on the far side of the truck and blocked from view. She is going in the opposite direction now, toward the bocce court. Looking in the direction she is heading, I see my son. In the arms of one of many aunties (ป้า). My heart
drops out of my throat and my breath comes back. As it turns out, when I went into the house, the auntie had come and picked up Baby D and went back to the bocce court. Mrs D and her friends were all able to get out of the way of the truck. So,
in the end, no one was really hurt. Had the truck been just a little earlier, the odds are that I would have lost both the Mrs and Baby D. I know if he had been in that stroller that she would have died trying to get him out from in front of that
truck. And then I would have come out of the house to see her mangled body along with the stroller and the baby.
In that instant, all the hatred that I had been harboring toward Thailand vanished. I now knew the cause of my discontent and it was something closer to home. Something happening in my personal life. Something that I won’t go into.
Too personal. Too honest. I will never again complain about someone holding my child, even if I have a hard time getting him back. I thank God… ok, not really… that the Thais are obsessed with luuk-krueng (ลูก ครึ่ง)
children. If not for this fact, he surely would have been in that stroller when the truck hit it. The one thing about this day that still bothers me is why, as my thoughts so quickly went to my son, I had not given equal consideration to my wife.
Make no mistake, I love my wife. Apparently, I love my son more. And I don’t know why but that bothers me.
Now, I still dislike Bangkok traffic but all of the other things about Thailand that bother me are well in perspective. I still go back to visit and I would gladly go back on another expat package. But I no longer want to live there. And
it has nothing to do with changes that are taking place in Thailand now. No, America is my home. And the last thing I want to do is go die in a far off land, especially one that has so little concern for me.
Two roads converged in an Isaan wood, and I – I thank the stars that my son is a luuk krueng and was on the one less traveled by.
You've got me totally confused with this one. Had I been you in this situation I think my hatred would have got a hundred times worse – drunk driving, the baby left in an unsafe place, the accident, the possibility of being maimed or death…. I don't see how you reached the conclusion you did – but hey, that's your choice.
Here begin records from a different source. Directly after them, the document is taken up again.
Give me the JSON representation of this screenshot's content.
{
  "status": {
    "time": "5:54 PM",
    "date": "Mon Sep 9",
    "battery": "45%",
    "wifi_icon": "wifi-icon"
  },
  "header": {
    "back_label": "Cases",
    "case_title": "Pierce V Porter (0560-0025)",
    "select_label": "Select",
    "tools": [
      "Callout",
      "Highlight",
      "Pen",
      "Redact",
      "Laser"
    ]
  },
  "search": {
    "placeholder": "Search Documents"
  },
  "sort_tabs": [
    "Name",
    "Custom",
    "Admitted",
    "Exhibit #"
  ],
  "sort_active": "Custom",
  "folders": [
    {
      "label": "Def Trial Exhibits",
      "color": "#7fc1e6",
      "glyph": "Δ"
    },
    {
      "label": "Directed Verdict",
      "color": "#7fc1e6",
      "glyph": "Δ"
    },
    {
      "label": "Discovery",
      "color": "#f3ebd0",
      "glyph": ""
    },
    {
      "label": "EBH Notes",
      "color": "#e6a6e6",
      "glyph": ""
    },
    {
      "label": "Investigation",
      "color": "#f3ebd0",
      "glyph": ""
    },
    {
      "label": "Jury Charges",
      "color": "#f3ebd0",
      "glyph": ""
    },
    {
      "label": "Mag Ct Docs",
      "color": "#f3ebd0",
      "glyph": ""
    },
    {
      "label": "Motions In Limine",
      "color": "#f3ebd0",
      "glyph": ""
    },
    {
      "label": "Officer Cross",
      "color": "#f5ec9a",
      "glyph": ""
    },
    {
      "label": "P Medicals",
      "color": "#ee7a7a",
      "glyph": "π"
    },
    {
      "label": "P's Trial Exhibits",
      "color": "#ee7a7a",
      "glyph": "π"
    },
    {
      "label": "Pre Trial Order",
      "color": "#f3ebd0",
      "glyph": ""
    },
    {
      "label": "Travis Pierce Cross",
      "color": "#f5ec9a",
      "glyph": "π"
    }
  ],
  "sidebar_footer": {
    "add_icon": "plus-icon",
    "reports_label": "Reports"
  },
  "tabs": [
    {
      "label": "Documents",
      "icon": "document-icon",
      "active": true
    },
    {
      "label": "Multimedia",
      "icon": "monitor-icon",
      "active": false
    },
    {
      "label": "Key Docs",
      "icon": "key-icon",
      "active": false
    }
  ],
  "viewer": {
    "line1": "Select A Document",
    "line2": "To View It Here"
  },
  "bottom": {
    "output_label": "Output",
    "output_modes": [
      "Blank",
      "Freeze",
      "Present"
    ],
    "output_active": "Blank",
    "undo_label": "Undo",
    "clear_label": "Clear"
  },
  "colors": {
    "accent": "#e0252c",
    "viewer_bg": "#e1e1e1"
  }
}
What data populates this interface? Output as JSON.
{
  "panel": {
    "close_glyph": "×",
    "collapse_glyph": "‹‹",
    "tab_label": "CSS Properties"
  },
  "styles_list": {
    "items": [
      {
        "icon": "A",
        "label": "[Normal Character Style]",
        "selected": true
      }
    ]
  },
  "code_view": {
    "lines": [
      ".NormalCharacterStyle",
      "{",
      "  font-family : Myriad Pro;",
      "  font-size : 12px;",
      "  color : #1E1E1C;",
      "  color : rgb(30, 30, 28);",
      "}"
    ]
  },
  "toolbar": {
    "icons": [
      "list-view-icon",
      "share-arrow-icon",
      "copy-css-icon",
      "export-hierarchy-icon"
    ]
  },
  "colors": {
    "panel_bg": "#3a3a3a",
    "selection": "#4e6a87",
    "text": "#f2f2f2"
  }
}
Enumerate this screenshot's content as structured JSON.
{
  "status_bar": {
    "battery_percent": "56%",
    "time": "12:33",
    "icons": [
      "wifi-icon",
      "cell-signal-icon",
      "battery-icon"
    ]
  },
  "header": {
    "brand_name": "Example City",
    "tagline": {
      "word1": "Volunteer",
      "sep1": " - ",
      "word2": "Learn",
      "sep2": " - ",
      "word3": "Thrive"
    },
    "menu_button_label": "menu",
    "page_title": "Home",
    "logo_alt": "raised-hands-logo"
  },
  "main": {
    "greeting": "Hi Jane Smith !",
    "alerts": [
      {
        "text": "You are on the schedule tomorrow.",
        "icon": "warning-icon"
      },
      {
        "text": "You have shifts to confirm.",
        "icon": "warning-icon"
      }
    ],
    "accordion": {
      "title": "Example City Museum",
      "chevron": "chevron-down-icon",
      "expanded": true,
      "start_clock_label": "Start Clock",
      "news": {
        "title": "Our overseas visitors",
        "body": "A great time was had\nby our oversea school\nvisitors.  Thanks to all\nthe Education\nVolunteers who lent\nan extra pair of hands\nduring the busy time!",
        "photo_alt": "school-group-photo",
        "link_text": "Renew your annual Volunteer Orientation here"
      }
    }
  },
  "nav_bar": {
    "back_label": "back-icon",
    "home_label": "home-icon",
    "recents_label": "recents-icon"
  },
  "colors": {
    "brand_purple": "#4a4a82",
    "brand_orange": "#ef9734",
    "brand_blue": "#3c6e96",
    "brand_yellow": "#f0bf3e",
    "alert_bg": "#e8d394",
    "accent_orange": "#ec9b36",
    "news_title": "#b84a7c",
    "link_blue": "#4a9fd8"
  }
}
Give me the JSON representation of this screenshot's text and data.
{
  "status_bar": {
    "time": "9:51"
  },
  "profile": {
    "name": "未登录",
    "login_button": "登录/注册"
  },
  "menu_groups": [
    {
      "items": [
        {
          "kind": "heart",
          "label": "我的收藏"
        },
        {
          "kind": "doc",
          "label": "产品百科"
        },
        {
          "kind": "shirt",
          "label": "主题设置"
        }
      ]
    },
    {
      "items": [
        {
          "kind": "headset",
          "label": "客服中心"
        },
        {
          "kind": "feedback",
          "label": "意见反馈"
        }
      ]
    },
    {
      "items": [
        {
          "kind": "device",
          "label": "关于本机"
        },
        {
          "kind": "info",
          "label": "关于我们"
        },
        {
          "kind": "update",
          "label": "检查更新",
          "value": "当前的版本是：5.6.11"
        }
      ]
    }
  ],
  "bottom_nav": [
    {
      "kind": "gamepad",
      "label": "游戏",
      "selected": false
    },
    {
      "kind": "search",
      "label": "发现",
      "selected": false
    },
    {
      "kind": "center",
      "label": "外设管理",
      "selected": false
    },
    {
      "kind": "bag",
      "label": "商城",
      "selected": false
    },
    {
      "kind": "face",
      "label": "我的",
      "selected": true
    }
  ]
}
If anything, I would have thought a situation like this would have just exacerbated the already negative feelings.